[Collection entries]
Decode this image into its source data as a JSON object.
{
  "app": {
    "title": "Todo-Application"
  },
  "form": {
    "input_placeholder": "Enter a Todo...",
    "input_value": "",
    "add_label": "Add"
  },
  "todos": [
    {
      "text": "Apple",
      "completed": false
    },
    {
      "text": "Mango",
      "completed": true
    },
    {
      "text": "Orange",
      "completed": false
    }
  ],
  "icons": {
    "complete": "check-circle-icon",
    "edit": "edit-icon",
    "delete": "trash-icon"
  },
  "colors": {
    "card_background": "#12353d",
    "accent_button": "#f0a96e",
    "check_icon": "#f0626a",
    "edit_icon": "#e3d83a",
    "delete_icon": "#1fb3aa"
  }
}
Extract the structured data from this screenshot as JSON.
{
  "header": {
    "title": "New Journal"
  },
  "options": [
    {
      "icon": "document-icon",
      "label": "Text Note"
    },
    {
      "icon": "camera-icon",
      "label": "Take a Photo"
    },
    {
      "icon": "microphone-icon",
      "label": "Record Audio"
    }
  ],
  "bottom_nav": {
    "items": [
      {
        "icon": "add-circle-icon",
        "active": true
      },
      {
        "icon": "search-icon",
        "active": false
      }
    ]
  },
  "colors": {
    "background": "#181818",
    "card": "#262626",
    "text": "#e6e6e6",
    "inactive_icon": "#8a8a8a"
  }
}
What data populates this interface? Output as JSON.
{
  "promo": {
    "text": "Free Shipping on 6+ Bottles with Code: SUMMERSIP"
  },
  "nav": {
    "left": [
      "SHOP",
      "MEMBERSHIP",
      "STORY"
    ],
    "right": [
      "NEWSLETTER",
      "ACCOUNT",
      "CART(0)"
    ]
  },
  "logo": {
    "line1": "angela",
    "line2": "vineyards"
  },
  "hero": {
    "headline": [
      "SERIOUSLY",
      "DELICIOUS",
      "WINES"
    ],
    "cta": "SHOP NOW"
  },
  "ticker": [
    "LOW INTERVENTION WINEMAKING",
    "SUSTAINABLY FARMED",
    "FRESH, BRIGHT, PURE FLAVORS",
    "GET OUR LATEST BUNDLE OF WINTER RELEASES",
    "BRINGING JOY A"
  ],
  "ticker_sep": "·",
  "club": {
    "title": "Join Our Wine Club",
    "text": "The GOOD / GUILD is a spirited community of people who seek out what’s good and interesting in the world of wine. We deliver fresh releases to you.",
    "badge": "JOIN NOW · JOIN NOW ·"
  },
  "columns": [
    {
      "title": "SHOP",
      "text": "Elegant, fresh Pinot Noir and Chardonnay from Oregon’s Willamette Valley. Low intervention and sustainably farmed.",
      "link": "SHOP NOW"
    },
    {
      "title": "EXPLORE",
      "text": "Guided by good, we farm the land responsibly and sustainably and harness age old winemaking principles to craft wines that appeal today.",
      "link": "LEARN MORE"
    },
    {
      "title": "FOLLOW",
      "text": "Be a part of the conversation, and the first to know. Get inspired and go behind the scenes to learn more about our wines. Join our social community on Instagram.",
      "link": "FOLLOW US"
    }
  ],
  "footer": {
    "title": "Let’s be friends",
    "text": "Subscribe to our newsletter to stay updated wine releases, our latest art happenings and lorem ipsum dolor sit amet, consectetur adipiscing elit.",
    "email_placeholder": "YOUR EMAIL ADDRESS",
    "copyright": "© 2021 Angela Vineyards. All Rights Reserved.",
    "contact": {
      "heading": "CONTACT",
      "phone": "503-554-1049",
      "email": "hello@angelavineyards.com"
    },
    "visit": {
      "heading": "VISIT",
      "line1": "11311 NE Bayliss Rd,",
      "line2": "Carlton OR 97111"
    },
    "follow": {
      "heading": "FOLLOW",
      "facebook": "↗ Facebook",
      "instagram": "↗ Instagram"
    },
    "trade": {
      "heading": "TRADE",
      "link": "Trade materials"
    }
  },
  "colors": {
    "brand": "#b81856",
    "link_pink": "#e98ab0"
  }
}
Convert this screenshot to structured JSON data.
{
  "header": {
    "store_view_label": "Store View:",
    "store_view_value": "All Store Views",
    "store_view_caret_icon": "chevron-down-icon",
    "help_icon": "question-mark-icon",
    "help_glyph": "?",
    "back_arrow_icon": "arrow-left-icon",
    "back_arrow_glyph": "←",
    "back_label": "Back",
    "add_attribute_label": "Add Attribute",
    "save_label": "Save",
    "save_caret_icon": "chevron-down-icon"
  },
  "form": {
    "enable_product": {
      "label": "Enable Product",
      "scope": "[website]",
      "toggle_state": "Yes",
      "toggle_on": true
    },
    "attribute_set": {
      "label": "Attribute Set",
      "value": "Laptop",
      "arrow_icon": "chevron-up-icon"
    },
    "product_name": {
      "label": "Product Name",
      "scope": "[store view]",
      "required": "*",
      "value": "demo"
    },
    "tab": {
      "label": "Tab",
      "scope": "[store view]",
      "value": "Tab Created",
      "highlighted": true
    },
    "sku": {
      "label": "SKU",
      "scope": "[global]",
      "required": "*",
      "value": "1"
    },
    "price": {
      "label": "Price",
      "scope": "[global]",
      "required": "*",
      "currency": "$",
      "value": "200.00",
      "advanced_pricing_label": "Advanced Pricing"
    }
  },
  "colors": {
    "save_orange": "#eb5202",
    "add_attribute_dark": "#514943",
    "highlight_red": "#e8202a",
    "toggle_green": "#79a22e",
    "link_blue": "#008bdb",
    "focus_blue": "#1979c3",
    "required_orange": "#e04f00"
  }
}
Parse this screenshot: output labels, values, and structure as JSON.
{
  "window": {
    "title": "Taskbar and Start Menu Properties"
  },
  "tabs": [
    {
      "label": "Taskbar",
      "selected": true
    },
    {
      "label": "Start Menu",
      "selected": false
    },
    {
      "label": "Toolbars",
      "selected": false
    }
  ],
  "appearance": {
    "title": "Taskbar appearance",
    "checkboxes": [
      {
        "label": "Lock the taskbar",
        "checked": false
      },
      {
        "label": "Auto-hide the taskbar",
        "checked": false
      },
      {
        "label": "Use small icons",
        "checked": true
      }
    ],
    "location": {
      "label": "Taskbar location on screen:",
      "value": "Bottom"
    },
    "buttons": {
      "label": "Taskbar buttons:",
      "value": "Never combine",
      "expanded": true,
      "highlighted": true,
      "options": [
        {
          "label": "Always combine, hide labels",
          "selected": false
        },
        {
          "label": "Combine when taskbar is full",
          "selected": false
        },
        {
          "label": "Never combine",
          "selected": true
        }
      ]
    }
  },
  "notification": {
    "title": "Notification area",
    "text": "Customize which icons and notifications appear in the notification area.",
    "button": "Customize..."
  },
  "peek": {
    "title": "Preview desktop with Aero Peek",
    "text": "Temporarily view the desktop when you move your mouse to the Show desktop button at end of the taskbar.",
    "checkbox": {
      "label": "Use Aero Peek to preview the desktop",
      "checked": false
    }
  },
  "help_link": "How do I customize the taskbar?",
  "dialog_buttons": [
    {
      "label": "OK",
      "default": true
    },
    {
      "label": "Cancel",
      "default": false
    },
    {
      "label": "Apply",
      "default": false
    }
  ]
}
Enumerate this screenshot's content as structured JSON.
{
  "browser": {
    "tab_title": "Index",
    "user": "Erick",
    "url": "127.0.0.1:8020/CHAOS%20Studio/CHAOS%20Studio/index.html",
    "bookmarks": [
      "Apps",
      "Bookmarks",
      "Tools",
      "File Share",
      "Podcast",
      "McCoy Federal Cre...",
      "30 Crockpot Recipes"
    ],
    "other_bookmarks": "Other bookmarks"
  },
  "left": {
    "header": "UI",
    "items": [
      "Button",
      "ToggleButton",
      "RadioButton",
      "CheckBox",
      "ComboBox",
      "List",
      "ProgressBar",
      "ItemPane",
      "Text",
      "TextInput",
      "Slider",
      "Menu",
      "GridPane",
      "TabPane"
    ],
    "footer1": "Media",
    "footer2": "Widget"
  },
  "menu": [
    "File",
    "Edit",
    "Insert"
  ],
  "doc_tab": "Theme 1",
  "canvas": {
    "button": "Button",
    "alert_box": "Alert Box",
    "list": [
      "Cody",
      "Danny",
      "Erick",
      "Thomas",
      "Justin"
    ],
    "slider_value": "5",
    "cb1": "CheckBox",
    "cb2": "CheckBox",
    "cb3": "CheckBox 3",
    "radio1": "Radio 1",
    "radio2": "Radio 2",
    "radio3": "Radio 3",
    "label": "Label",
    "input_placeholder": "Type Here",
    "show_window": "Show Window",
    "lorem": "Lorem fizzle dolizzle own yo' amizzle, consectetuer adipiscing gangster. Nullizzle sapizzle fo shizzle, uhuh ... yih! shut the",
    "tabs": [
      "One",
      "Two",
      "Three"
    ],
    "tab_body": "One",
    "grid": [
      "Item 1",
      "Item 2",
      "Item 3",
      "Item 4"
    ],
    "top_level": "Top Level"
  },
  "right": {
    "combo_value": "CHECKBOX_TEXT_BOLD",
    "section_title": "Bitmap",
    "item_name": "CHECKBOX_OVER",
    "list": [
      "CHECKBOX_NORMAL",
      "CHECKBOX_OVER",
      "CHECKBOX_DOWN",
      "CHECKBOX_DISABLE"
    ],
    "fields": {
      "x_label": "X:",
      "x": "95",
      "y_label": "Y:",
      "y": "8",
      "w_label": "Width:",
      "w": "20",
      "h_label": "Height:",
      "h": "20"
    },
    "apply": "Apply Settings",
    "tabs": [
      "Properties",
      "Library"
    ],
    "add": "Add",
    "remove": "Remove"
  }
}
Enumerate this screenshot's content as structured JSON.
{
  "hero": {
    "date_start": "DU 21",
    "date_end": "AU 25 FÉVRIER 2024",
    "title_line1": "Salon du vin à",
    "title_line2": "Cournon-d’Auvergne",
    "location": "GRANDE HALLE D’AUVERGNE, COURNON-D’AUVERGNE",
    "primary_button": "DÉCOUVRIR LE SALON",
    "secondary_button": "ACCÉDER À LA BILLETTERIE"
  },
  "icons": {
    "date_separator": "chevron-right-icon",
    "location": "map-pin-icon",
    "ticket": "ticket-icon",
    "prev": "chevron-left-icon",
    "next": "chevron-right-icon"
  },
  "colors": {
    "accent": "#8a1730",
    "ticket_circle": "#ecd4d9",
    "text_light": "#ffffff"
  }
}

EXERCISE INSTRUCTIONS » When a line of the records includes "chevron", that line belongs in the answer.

RESULT »
    "store_view_caret_icon": "chevron-down-icon",
    "save_caret_icon": "chevron-down-icon"
      "arrow_icon": "chevron-up-icon"
    "date_separator": "chevron-right-icon",
    "prev": "chevron-left-icon",
    "next": "chevron-right-icon"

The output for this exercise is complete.